Friday, July 8, 2011

An artist and a stylist

Cape Town hair-stylist Reto Camichel is changing the way hairdressers all over the world cut hair – not using scissors and combs, but an entirely unexpected medium: clay. By hosting workshops in which his students sculpt instead of cut, Reto has forced them to view what they do in an entirely new way. The result? A rebirth of creativity. His international workshops are already winning him wide global acclaim.

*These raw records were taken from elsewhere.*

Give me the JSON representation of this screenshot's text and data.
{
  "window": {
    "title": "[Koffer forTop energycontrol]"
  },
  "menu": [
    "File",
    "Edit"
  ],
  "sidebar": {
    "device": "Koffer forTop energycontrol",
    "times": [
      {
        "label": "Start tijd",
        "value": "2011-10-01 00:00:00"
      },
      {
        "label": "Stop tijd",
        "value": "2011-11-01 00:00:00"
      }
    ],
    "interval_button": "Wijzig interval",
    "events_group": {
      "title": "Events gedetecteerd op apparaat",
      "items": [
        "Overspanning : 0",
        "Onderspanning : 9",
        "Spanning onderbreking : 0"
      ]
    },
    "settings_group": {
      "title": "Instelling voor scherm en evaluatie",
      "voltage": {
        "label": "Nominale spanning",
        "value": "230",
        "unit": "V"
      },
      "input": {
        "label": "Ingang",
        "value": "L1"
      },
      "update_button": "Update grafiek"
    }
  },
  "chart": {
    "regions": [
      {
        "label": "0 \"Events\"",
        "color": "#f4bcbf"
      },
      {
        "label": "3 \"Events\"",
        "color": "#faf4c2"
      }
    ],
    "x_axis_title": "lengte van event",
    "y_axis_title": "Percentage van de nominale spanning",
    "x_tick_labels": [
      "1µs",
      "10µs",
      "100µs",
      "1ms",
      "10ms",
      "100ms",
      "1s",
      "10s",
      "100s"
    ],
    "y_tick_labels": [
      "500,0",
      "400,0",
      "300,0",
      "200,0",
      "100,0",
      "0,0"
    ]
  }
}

For the stylish few on his personal client list, Westlake hair stylist Reto Camichel has long been Edward Scissorhands – part genius, pure magician. An effusive description, perhaps, but ask any of the women (and men) who have their hair styled by him, and you’ll understand just how important a good cut can be. Many of his clients travel across the peninsula for an appointment, and heaven forbid, if hell or high water means that a visit has to be cancelled – they know they’ll simply never get another one. The waiting list is longer than the iPhone’s.
It’s not surprising then that Reto’s innovations in this industry are causing a stir. Known for his outrageous approach, his theatrical hair shows, his warm, deep understanding of his subjects and students, but most famously, for his affectionately tolerated foul mouth, this is a man used to attention.
On the eve of his departure for Los Angeles and New York where he will teach stylists from North America, Central America and Canada, the international design artist for Sebastian describes his revolutionary workshops. “’Sentimaint’ is the Romanish word that I use to describe what we do,” Reto explains. “Roughly translated as ‘a fusion of feeling and senses’, I developed this approach to get hairstylists to move away from the medium that they work with everyday – hair – and instead work with something very far removed, a head of clay.
“Over the six years I’ve been teaching around the world, I’ve realized that while hairdressers have the skill to cut well, they’re too conditioned, too programmed. They have a trained mental process that often sees them working in exactly the same way over and over again. This workshop gets them to look at things differently.
“In the workshop, they still have to approach the work as they would a head of hair – to create shape and texture and form – but I remove the medium they know. I take them out of their comfort zone. Working with clay helps them to let go of their old habits and to approach hair once again in a new and authentic way.”
In these workshops, however, there are no preconceptions, no judgments, no right or wrong, says Reto.
“Clay is an amazing medium, it has an absorbent energy. Put it in the hands of a hairstylist and the result is fascinating. They start out bewildered; then they find it playful in an almost childlike way. I can watch them sculpt with clay and know what kind of hairdresser they can become.”
The workshops are a result of a challenge thrown out by the Dutch brand manager of Sebastian some 18 months ago. He wanted Reto, the artist and the businessman, to find a way to get hairstylists to reconnect with the passion in what they do.
“I realized that it was not an intellectual route,” Reto explains, “but a primal, artistic, creative space.” Creative is what Reto has always been. He has had a lifelong personal interesting in sculpting in clay and porcelain, in painting, make-up and in photography, interests that especially came alive when he moved to Cape Town from Switzerland 20 years ago.
“Because we aren’t able to access the things that they can in Europe, we’ve had to be resourceful in this country; we’ve had to make a plan. In my hairshows, I’ve had to be creative in a way I wouldn’t have anywhere else. Also, South Africa’s passion and the beautiful natural beauty here have always been my inspiration.”
Reto ran his first clay workshop, with 45 people, in Holland over a year ago. “The reaction was phenomenal,” he recalls. “At first, the stylists reacted with fear. It was the unknown – but I needed them to go there so that they could move and shift. It’s that uncomfortable place, that place of awkwardness, of not knowing what to do with a doll’s head of clay that allows the empty cup to be refilled.”
Students were given an image of a style to recreate in clay and allowed to use whatever hair tools they liked to create texture – combs, clips and brushes.
“That’s when you see the magic,” says Reto. “It’s a rebirth of creativity. They begin by using old techniques and the execution might be similar, but by the end of it, the eye is different – they’re no longer guided by habit. Their new creativity comes from looking at it differently”.
It’s the difference, he says, between looking and seeing.
While the clay workshops are rolling out internationally at Sebastian’s hair “Collections” twice a year, they are also set to happen here in South Africa too. Meanwhile, check out Reto’s clay workshop on YouTube (
For more information, contact Reto Camichel
At Reto Style Lounge on (021) 702 4018

No comments:

Post a Comment